### ENTRIES SUPPLIED ###

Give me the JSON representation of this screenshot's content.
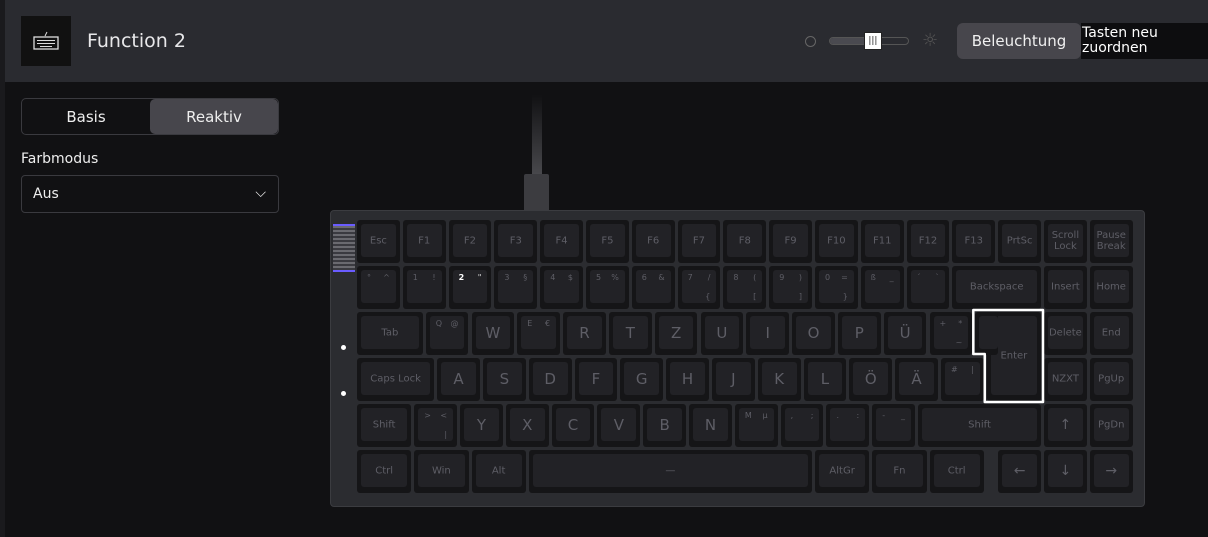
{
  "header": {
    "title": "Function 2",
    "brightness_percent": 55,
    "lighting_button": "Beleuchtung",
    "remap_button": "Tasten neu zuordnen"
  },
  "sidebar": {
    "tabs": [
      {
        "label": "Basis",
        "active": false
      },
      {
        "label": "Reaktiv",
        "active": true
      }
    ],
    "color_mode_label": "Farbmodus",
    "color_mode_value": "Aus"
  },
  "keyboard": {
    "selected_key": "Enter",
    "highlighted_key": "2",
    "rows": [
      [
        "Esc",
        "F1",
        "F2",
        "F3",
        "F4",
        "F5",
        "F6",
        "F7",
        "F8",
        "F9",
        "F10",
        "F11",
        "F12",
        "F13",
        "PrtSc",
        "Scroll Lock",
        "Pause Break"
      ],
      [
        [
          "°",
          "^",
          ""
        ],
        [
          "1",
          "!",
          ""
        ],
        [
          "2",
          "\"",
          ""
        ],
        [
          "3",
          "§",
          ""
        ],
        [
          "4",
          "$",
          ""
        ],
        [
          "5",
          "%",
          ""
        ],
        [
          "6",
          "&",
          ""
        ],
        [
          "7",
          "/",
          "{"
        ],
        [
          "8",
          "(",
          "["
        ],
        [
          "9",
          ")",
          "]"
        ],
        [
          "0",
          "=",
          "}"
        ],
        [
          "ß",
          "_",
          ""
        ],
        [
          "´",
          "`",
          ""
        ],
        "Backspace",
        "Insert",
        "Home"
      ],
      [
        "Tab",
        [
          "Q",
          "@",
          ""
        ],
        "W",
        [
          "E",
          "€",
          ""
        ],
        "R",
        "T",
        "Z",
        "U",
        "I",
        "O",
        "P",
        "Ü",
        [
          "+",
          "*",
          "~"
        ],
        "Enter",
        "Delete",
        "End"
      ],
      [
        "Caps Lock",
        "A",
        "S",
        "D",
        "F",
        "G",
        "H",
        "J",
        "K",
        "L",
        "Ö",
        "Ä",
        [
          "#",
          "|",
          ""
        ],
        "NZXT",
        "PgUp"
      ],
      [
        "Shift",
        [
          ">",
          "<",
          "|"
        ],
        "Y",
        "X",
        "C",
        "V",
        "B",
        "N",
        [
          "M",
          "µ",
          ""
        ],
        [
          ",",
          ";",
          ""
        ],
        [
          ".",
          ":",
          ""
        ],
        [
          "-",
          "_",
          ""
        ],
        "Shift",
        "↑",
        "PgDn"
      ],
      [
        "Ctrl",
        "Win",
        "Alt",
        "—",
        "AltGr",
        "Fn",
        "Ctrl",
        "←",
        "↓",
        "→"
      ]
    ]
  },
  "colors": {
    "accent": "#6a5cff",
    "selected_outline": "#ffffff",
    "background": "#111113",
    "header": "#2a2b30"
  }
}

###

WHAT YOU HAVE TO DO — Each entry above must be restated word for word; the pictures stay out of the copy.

RESULT OF THIS TASK —
Give me the JSON representation of this screenshot's content.
{
  "header": {
    "title": "Function 2",
    "brightness_percent": 55,
    "lighting_button": "Beleuchtung",
    "remap_button": "Tasten neu zuordnen"
  },
  "sidebar": {
    "tabs": [
      {
        "label": "Basis",
        "active": false
      },
      {
        "label": "Reaktiv",
        "active": true
      }
    ],
    "color_mode_label": "Farbmodus",
    "color_mode_value": "Aus"
  },
  "keyboard": {
    "selected_key": "Enter",
    "highlighted_key": "2",
    "rows": [
      [
        "Esc",
        "F1",
        "F2",
        "F3",
        "F4",
        "F5",
        "F6",
        "F7",
        "F8",
        "F9",
        "F10",
        "F11",
        "F12",
        "F13",
        "PrtSc",
        "Scroll Lock",
        "Pause Break"
      ],
      [
        [
          "°",
          "^",
          ""
        ],
        [
          "1",
          "!",
          ""
        ],
        [
          "2",
          "\"",
          ""
        ],
        [
          "3",
          "§",
          ""
        ],
        [
          "4",
          "$",
          ""
        ],
        [
          "5",
          "%",
          ""
        ],
        [
          "6",
          "&",
          ""
        ],
        [
          "7",
          "/",
          "{"
        ],
        [
          "8",
          "(",
          "["
        ],
        [
          "9",
          ")",
          "]"
        ],
        [
          "0",
          "=",
          "}"
        ],
        [
          "ß",
          "_",
          ""
        ],
        [
          "´",
          "`",
          ""
        ],
        "Backspace",
        "Insert",
        "Home"
      ],
      [
        "Tab",
        [
          "Q",
          "@",
          ""
        ],
        "W",
        [
          "E",
          "€",
          ""
        ],
        "R",
        "T",
        "Z",
        "U",
        "I",
        "O",
        "P",
        "Ü",
        [
          "+",
          "*",
          "~"
        ],
        "Enter",
        "Delete",
        "End"
      ],
      [
        "Caps Lock",
        "A",
        "S",
        "D",
        "F",
        "G",
        "H",
        "J",
        "K",
        "L",
        "Ö",
        "Ä",
        [
          "#",
          "|",
          ""
        ],
        "NZXT",
        "PgUp"
      ],
      [
        "Shift",
        [
          ">",
          "<",
          "|"
        ],
        "Y",
        "X",
        "C",
        "V",
        "B",
        "N",
        [
          "M",
          "µ",
          ""
        ],
        [
          ",",
          ";",
          ""
        ],
        [
          ".",
          ":",
          ""
        ],
        [
          "-",
          "_",
          ""
        ],
        "Shift",
        "↑",
        "PgDn"
      ],
      [
        "Ctrl",
        "Win",
        "Alt",
        "—",
        "AltGr",
        "Fn",
        "Ctrl",
        "←",
        "↓",
        "→"
      ]
    ]
  },
  "colors": {
    "accent": "#6a5cff",
    "selected_outline": "#ffffff",
    "background": "#111113",
    "header": "#2a2b30"
  }
}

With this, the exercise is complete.